     Ensure that the electrical system in the area would continue to operate within established electrical criteria during motor starting operations at Farr (Granby) and Willow Creek pumping plants after the eventual failure of the Adams Tunnel power line cable. Engineering studies indicate that once the Adams Tunnel cable is out of service, the voltage drop upon starting the motors at the Willow Creek Pumping Plant would exceed acceptable system limits if load growth in the area continues at the current rate (Western 2003).

     Ensure that Western, Tri-State, and Tri-State’s cooperative member (MPEI) are able to serve their customers with reliable service by providing a redundant transmission feed

  • Granby Pumping Plant-Windy Gap Substation Transmission Line Rebuild Project FEIS

    Executive Summary ES-3

    (“looped” transmission service) in the Grand Lake and Granby service areas, in advance of the loss of the Adams Tunnel cable.

     Maintain reliable power supply for existing operations at the Colorado-Big Thompson Project (C-BT) facilities, regardless of future load growth demand in the valley.

     Improve transmission safety by updating antiquated facilities and rebuilding a 70-year-old transmission line to be compliant with current National Electric Safety Code (NESC) standards.

     Minimize long-term transmission line maintenance costs for Western and NCWCD.

    Proposed Project

    The proposed project involves rebuilding and upgrading the existing single-circuit line, currently on a 30-foot right-of-way (ROW), as a double-circuit transmission line, and adding a second power transformer. The existing 69-kV, H-frame wood pole line would be removed.
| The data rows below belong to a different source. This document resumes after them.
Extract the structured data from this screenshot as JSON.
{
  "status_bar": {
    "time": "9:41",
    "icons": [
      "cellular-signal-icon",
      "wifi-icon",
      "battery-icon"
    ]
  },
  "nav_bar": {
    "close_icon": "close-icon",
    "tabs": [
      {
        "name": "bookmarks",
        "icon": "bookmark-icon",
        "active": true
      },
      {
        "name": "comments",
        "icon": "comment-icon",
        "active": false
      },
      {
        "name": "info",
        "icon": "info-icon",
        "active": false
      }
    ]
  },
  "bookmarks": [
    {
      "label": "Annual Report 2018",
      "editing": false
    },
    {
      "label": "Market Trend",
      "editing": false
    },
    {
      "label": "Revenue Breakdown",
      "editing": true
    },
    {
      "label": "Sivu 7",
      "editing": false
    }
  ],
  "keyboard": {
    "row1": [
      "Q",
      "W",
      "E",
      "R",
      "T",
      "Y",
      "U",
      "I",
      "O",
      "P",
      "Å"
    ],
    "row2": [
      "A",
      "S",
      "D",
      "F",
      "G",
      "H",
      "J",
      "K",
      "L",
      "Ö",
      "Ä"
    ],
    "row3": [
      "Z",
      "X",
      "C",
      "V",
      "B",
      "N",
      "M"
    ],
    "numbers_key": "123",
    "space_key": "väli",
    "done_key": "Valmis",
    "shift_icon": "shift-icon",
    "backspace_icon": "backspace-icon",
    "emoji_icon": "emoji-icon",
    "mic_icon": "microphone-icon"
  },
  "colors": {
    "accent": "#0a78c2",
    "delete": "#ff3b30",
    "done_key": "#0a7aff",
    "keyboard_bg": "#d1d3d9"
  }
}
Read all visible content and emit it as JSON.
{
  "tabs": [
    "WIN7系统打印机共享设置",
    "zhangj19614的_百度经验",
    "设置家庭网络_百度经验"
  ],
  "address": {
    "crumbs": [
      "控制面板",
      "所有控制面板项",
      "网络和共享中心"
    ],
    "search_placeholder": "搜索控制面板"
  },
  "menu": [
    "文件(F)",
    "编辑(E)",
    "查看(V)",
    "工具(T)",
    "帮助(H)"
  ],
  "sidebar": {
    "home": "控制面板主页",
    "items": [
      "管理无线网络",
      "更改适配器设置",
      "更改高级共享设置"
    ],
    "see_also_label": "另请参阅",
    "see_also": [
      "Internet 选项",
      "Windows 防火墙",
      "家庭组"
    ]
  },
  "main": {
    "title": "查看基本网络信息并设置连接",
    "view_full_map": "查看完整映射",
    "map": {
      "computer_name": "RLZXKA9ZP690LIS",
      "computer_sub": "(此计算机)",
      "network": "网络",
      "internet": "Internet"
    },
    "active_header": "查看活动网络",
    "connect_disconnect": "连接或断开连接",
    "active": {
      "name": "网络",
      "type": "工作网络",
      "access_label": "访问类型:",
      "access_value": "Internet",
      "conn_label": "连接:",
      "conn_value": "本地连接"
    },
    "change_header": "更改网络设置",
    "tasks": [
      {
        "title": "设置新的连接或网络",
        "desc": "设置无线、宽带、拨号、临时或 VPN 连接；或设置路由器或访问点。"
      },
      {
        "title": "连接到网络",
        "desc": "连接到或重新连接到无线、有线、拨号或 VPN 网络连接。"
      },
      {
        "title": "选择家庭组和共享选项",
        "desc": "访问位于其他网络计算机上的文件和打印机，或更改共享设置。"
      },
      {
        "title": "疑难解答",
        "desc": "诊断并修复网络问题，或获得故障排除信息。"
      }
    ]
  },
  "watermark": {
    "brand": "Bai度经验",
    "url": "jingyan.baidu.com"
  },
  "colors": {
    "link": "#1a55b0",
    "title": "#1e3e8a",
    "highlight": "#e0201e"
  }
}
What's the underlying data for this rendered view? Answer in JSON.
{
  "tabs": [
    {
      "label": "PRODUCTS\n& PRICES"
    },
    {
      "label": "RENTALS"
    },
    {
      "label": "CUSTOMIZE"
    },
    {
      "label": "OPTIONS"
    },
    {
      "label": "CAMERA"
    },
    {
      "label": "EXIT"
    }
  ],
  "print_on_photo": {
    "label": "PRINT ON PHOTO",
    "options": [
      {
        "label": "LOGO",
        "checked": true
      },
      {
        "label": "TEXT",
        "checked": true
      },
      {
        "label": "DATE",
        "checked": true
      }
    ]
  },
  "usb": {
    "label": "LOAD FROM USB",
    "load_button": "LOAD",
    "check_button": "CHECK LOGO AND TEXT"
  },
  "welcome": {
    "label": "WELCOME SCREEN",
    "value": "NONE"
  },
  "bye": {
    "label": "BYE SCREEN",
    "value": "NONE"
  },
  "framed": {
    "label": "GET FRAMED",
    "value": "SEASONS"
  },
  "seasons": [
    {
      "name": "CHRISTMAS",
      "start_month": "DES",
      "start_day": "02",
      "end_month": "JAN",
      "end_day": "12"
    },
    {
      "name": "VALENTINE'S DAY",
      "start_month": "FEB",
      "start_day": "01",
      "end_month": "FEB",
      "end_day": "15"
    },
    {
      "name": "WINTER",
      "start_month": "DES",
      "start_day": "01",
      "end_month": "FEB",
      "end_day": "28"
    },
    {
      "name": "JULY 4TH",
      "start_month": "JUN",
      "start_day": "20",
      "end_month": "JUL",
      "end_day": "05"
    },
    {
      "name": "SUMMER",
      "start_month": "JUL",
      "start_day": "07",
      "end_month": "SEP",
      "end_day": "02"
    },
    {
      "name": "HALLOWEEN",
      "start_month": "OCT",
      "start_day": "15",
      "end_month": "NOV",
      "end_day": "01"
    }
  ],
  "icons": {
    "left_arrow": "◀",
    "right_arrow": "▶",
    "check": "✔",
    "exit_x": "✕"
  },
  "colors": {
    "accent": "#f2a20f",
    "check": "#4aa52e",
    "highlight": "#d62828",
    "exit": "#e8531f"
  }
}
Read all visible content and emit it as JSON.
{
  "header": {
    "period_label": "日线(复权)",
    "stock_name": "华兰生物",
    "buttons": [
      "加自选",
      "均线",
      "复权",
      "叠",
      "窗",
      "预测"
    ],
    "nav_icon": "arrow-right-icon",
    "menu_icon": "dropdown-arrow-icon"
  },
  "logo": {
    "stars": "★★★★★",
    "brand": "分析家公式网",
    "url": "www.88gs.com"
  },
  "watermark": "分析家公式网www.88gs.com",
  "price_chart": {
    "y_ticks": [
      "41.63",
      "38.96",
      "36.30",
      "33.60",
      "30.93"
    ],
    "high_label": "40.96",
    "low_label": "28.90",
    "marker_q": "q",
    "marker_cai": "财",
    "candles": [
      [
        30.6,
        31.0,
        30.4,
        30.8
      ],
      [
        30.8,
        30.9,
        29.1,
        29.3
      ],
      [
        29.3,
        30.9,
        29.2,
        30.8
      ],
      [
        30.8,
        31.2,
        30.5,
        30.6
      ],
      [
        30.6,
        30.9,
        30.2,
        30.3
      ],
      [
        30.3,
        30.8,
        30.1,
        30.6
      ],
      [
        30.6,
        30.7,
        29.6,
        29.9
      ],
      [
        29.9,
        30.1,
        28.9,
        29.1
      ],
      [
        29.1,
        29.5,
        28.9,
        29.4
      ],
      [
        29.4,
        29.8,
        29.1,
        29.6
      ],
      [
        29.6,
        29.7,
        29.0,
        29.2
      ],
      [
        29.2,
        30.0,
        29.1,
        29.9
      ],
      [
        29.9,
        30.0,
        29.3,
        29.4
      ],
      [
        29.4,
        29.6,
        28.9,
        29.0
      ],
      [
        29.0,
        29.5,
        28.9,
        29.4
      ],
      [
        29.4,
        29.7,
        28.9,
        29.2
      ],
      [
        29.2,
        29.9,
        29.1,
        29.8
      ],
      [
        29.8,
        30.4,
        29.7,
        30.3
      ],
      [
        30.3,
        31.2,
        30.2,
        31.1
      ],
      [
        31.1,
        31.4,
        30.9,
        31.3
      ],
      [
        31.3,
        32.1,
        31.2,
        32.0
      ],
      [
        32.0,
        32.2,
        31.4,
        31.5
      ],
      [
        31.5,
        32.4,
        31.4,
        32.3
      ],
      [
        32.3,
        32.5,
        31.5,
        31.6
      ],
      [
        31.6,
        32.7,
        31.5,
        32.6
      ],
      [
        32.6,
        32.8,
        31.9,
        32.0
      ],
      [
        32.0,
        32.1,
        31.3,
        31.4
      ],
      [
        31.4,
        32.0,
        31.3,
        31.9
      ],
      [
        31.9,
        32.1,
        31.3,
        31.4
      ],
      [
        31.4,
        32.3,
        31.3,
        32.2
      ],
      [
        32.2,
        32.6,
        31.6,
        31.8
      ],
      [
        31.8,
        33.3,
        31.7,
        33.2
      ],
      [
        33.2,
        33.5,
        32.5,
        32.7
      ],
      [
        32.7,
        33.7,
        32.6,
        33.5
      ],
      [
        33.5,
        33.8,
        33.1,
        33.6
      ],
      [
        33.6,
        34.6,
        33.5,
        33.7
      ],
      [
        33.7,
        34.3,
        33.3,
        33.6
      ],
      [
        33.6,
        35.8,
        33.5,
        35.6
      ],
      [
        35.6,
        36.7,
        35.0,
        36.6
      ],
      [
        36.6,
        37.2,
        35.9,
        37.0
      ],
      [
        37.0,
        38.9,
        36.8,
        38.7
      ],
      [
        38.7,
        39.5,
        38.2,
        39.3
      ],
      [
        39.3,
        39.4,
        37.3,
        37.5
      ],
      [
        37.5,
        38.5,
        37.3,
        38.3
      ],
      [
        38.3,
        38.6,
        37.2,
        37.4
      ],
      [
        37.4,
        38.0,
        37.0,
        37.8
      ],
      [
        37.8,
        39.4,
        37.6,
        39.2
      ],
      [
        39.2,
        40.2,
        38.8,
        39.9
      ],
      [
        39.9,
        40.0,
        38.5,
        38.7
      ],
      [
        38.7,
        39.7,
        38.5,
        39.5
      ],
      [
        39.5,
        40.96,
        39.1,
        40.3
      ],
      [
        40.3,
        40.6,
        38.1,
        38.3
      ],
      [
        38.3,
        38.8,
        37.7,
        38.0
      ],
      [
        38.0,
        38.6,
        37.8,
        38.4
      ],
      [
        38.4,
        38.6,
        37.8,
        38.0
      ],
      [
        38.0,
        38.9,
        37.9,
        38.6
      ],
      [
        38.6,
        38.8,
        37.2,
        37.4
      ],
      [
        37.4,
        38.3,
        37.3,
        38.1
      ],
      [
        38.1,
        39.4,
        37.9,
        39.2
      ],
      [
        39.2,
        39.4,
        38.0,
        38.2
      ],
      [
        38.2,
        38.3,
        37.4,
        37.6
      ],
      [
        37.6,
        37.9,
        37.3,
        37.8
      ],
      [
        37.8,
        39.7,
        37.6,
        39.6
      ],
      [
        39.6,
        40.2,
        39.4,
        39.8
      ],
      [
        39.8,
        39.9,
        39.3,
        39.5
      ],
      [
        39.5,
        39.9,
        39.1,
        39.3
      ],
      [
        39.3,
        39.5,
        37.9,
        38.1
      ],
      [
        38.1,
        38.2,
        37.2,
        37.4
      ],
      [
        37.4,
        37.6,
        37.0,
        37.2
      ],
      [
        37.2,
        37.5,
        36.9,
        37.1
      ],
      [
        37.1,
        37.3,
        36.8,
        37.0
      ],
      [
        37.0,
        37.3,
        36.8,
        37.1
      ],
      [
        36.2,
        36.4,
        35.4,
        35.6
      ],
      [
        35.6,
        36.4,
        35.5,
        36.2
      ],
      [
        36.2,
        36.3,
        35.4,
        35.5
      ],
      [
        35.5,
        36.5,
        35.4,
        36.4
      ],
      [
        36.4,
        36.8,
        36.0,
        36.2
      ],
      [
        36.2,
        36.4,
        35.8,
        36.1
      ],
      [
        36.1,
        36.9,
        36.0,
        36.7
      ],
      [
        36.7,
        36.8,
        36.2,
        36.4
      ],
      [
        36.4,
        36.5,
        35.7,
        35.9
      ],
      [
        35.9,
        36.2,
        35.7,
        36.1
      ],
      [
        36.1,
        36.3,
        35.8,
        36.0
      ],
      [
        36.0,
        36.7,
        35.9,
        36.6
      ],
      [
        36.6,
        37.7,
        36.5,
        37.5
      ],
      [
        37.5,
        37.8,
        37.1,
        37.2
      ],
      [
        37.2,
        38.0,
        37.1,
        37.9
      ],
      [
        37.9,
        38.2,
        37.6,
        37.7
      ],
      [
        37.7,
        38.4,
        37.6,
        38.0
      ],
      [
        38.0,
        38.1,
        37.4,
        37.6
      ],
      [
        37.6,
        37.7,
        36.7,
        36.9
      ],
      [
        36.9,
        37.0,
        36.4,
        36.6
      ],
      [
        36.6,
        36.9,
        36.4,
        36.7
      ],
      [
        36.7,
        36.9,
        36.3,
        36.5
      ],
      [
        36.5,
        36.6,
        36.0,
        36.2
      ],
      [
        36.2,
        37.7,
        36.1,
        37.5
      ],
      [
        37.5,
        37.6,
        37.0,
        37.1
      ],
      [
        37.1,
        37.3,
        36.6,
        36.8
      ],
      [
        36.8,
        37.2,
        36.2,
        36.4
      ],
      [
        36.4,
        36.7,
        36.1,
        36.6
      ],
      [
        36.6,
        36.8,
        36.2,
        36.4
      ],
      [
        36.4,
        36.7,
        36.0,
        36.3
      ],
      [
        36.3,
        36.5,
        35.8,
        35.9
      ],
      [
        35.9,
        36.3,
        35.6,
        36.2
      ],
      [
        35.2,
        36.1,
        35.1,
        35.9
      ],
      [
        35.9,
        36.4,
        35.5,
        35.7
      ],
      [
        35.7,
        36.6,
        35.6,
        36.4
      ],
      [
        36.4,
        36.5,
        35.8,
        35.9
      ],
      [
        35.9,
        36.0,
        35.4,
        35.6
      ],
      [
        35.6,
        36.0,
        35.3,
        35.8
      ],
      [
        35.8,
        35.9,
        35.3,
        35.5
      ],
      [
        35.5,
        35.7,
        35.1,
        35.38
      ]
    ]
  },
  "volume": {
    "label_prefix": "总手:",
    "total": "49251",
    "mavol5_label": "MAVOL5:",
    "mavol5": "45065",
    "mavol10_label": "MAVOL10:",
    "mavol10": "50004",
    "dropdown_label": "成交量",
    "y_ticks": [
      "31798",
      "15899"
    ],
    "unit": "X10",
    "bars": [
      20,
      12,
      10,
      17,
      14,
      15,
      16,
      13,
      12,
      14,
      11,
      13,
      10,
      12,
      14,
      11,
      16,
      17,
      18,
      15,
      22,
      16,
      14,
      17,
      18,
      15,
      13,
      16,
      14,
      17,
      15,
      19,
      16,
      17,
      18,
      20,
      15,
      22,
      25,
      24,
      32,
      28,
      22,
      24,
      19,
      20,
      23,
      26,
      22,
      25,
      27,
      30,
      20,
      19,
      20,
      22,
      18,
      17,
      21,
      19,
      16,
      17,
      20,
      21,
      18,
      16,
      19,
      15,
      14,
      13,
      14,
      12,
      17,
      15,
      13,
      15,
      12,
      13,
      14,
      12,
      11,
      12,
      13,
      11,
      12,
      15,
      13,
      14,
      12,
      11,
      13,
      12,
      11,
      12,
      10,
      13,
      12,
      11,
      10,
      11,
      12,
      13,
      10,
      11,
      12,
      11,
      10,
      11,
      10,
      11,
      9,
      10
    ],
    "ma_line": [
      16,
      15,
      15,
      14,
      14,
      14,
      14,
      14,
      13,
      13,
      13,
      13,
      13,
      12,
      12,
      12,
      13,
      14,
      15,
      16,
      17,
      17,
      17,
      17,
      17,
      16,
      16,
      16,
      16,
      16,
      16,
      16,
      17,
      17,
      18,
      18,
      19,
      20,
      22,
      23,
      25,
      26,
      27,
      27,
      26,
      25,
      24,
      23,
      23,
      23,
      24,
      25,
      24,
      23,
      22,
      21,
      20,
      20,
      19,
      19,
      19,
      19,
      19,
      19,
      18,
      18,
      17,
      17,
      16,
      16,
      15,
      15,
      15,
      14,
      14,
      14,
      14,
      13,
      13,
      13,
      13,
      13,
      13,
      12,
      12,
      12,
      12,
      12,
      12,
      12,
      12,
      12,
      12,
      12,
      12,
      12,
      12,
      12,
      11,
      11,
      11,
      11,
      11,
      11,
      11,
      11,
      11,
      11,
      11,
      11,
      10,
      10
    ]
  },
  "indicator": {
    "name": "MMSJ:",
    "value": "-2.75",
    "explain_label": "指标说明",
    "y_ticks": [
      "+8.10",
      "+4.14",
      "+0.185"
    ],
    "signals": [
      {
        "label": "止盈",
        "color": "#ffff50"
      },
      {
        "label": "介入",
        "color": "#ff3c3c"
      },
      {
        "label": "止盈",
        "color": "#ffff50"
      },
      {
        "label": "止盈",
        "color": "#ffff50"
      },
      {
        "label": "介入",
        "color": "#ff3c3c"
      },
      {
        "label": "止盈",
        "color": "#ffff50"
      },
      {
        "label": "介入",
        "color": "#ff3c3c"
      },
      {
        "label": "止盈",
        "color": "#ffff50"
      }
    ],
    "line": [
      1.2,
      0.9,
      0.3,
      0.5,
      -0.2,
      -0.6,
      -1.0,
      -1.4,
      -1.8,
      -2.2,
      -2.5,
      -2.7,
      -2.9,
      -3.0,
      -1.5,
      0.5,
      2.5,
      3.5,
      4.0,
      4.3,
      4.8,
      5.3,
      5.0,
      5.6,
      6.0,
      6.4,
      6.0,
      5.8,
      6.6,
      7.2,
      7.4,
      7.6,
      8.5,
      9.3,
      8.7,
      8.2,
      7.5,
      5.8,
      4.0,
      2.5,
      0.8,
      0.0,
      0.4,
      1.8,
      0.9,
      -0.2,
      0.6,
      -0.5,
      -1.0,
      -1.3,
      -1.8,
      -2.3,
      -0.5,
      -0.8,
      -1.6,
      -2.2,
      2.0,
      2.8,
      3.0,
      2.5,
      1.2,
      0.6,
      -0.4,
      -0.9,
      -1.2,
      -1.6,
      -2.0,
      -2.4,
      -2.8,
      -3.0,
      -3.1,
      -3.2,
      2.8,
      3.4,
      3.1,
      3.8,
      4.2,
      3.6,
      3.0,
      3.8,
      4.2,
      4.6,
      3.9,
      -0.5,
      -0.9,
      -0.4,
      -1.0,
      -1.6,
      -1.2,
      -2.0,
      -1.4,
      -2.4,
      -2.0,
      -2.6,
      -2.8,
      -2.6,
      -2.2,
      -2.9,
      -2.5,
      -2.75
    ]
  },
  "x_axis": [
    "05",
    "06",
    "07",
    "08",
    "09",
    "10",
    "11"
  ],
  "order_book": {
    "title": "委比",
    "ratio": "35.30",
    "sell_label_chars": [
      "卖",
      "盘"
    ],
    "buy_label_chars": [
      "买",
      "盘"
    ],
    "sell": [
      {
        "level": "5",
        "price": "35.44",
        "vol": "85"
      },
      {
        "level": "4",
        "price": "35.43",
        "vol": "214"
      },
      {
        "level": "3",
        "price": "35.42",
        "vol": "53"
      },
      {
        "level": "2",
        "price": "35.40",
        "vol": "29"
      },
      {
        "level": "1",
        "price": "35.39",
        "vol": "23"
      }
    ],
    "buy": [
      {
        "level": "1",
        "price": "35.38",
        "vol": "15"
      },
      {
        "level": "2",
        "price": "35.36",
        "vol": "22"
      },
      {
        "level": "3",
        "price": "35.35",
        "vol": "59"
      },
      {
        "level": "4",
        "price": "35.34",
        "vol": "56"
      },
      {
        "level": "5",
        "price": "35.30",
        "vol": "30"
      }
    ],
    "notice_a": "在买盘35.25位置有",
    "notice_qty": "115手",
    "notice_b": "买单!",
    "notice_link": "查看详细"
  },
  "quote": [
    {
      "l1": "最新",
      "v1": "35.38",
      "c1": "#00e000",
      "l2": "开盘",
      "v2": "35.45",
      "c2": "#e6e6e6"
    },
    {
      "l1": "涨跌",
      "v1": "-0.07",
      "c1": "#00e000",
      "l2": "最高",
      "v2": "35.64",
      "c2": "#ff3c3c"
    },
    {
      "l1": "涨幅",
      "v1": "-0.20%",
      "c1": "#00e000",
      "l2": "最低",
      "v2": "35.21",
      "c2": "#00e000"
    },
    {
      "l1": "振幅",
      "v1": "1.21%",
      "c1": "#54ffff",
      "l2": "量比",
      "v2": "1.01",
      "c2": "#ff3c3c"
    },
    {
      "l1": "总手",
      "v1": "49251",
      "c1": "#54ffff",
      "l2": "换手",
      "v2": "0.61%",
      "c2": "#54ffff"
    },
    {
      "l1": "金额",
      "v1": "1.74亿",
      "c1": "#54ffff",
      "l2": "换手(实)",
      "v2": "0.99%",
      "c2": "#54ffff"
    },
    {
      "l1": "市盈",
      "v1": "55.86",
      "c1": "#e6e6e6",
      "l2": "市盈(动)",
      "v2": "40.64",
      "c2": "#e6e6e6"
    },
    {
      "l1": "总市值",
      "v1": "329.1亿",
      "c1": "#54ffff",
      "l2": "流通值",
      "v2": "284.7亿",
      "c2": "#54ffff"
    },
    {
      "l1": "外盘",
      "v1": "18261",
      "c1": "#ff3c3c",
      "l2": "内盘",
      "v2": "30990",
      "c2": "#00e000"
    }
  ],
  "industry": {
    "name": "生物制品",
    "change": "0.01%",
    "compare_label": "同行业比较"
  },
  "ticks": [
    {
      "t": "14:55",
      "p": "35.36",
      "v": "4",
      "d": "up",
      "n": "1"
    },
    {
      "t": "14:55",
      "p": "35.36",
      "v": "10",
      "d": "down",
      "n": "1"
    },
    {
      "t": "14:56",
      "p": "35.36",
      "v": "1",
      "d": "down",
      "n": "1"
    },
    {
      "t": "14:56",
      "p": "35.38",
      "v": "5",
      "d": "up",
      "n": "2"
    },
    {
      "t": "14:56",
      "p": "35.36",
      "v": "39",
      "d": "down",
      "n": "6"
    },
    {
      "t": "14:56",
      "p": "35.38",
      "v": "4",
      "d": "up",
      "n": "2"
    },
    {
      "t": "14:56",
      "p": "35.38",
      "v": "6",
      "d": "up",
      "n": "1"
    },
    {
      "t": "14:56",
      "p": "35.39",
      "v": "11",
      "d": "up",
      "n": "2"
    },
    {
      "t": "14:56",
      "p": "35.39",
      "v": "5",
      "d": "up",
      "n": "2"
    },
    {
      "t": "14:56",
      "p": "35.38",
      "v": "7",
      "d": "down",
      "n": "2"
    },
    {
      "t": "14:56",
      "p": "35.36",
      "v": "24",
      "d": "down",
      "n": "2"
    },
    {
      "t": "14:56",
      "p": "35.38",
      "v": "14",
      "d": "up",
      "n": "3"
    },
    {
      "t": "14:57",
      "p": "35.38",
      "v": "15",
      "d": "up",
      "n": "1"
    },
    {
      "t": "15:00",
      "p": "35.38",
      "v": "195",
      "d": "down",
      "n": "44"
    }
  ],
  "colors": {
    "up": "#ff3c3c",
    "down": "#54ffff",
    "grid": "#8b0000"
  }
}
One circuit would replace the existing 69-kV line; the other circuit would be a new 138-kV line on a 100-foot ROW. The 138-kV double-circuit line would be operated at 69/138-kV. The Granby Pumping Plant Switchyard would be expanded to accommodate the second circuit and power transformer. Windy Gap Substation would also be modified to accommodate the second circuit. This would be a joint participation project between Western, Tri-State, MPEI, and NCWCD.

    The Granby Pumping Plant Switchyard-Windy Gap Substation Transmission Line Rebuild Project would minimize impacts by rebuilding and upgrading the existing 69-kV transmission line as a 138-kV double-circuit, looped transmission system on one set of structures in a single ROW. Western acknowledges that looped transmission service on a single set of structures presents an increased risk of system failure compared to two circuits on separate structures and ROWs. However, given existing land use and environmental constraints throughout the Project Area, two sets of structures on separate ROWs are not reasonable or practical. As discussed in Chapter 2.0, the use of single-pole steel structures with concrete bases would help alleviate some of the single-structure and single-ROW vulnerabilities. Additionally, Tri-State’s need to provide a second source of power exists regardless of Western’s agreement to participate in the project. By combining the new second circuit (138-kV) with Western’s existing 69-kV circuit, electric transmission providers in the valley would consolidate existing facilities to meet growing service area needs, while minimizing impacts.

    Decisions to be Made

    Decisions to be made by the lead and federal cooperating agencies are described below